The risk facility comprises a financial deposit drawn from public funds which is then used as a cash deposit to securitize commercial loans valued at up to 10 times the cash deposit to indemnifying defaulters. The securitized loans are dedicated to finance for profit enterprises along this EBAFOSA continuum of EBA, clean energy agro-industrialization with ICT for market & supply chain linkages. Ensuring socioeconomic & climate objectives are simultaneously actualized.

Drawing from the NIRSAL model, an investment of ₦45billion unlocked up to ₦450billion in private finance and similar returns are expected of the EBAFOSA risk sharing facilities. Extrapolating this across Africa, with domestic climate finance alone as the source of investment, the region already spends 20% of its GDP equivalent to $3billion on climate action. This in addition to the $3billion that can be raised domestically, means up to $6billion can be mobilized for investment in these risk sharing facilities. These will in-turn potentially incentivize up to $60billion in private sources.

Such funds can then be invested in scaling enterprise models already proving viable. For example, in Cameroon, EBAFOSA is integrating off-grid small hydro directly to power sustainable EBA produced cassava and Irish potato processing into varied product lines in rural areas, coupled with linking the same to markets using ICT. This is creating numerous socioeconomic opportunities while simultaneously meeting Cameroon climate priorities of scaling clean energy. The combination of diverse enterprises, clean energy, on-farm level businesses and ICT means that while clean energy is financed, the overall risk of the facility is diversified to ensure lower more affordable finance that scales clean energy more sustainably.


Simultaneously, on the economic front, this integrated approach is diversifying income opportunities along the entire agro-value chain & ancillary supply chains of clean energy & ICT. A total of 10 youth groups engaging in ICT, clean energy marketing marketing have been engaged, creating green jobs for approximately 100 young people. Over 500 women now have access to value addition services and as a result have cut their postharvest losses (PHLs) to enhance their income stability & community food security. Through EBAFOSA, this integrated paradigm will be replicated across all the 40 African countries where EBAFOSA is established.

It is projected that an optimized agro-industrial sector can create as many as 17million jobs in Africa, in agriculture and in intervening areas and inject up to $1trillion in Africa’s economy by 2030. So risk sharing facilities that convert socially aligned funds into investment financing targeted at catalytic areas is the way to go to sustainably finance climate resilience, energy uptake & socioeconomic transformation in Africa. It is in such facilities that crowd funded resources should be put to develop a mixed, low risk financing portfolio for Africa’s energy development. This also ensures that energy contributes directly to economic productivity and job creation, both urgent priorities for Africa.

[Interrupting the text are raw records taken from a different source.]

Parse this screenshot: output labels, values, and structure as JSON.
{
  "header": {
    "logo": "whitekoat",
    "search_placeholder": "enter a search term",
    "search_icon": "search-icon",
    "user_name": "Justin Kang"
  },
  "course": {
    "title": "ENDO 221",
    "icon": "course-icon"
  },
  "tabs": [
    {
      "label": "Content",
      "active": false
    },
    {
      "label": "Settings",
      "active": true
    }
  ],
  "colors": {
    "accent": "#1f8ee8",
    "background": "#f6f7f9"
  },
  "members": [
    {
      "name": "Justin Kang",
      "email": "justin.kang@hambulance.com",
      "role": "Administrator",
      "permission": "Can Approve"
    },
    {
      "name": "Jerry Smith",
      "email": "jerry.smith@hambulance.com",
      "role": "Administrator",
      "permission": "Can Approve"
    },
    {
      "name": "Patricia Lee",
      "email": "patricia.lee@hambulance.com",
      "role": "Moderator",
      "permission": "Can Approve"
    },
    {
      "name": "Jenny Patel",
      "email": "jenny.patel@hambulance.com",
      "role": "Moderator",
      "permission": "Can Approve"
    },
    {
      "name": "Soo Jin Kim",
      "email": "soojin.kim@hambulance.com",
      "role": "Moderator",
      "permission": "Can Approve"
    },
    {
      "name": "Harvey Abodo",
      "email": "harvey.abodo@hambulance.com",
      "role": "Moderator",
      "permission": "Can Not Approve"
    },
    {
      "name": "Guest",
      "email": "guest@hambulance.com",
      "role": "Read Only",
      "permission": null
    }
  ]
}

“If ten cents does not go out, it does not bring in one thousand dollars”. This favorite saying in Ghana sums up the principle behind risk sharing facilities that Africa should urgently embrace to finance her development and accelerate transformational change. Henceforth, the approach should be moving beyond socially designed fundraising to investment financing capable of financial returns. Where whatever amount regardless of how small, mobilized from whatever source, including crowd sourced, is put for multiplication & to fetch both a social & financial return on investment. The time to act is now! It is Possible